Listening on torture: Philip Zelikow recent Foreign Policy article offers some valuable, if indirect, advice to the administration. Before deciding on how to deal with torture, we must first ask ourselves what moral and practical consequences are there to permitting enhanced interrogation techniques? But in calling for a moral analysis of torture, Zelikow implicitly suggests the value of having a frank and open discussion. While Americans know Obama is against torture, it might be worth reminding why.  Now none of this is surprising: the torture issue is thorny, and there was no ‘perfect’ solution for Obama come to. This becomes painfully obvious when one sees conservatives (read Dick Cheney) sensing the torture issue as the wedge issue to revitalize Republican Party (particularly if there is another terrorist attack on America or its allies).

But this all overlooks a basic point: yes, torture can work. But does that mean only torture works, and how is American society impacted by water-boarding terrorists? By bypassing this valuable discussion (or simply trying to recycle news-cycles), the media has flooded the public with talking points & juvenile discussions over who’s up & who’s down.

Absent in this high-minded prattle has been serious analysis of this vital moral and national security issue.

And that is why Philip Zelikow’s recent blog entry on Foreign Policy is so important. There Zelikow reveals his authorship of a dissenting memo towards the Bush administration’s legal reasoning on enhanced interrogation techniques. Boilded down he brings these crucial points to the debate over torture:

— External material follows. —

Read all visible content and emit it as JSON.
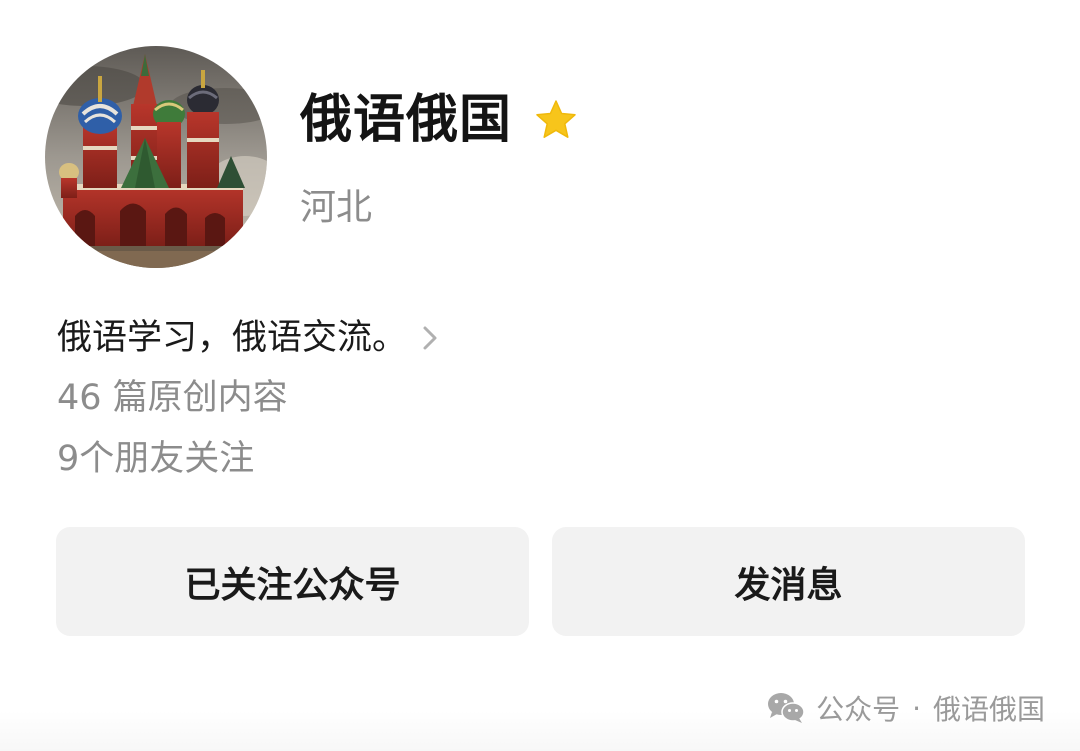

read full article


Posted in Enhanced Interrogation Techniques, torture | Tagged: , , , , , , | Leave a Comment »